Are pull ups as absorbent as diapers?
Basically, regular diapers focus on immediate absorption of moisture, whereas pull-ups want the baby to feel some moisture before it can be absorbed. If they feel their bedpan, the theory goes, they can begin to master the whole bedpan training better because they have the feeling of wet themselves. For those who want to potty train their kids on their own initiative, this may not be such a big deal because you’ll probably start potty training during the day and you’ll be watching them like a hawk. This makes the possibility of a leak very low.
If you’re not actively potty trained, then pull-ups are likely to only cause you trouble compared to regular diapers, as they usually leak more. Of course, not all brands are created equal, and it is possible that you will find some pull-ups that do an excellent job in preventing leaks. The best strategy is to research and experiment with a few brands to see what works for you and your baby.

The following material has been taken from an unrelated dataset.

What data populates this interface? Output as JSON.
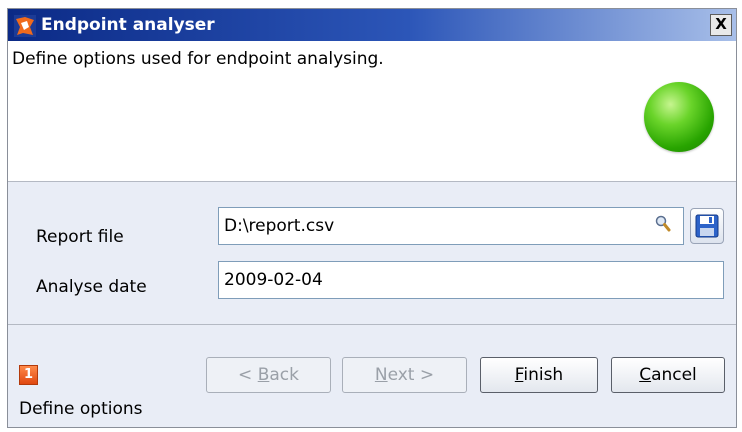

Are pull-ups more expensive than general diapers?
One of my biggest prejudices about diapers and pull-ups is that they are just more expensive than the regular version. Turns out, I was right about that, but when you actually look at the price, it’s really not that different. I did a little survey to see what would happen to the most popular brand if I chose one of the two brands. Of course, it’s definitely possible to find a cheaper diaper outside of the big brands.
Comparing store-brand diapers with big-name brand pull-ups, for example, can create an even bigger price gap. I’ll try to compare them one by one for the sake of comparison. To make it as close as possible, I chose to compare a size 4 regular diaper with a size 2T pull-up, since they are designed for babies of the same weight. When you start wearing pull-ups, you’ll notice that those sizes look just like clothes! I also chose the largest, most economical bulk option to keep the price as low as possible.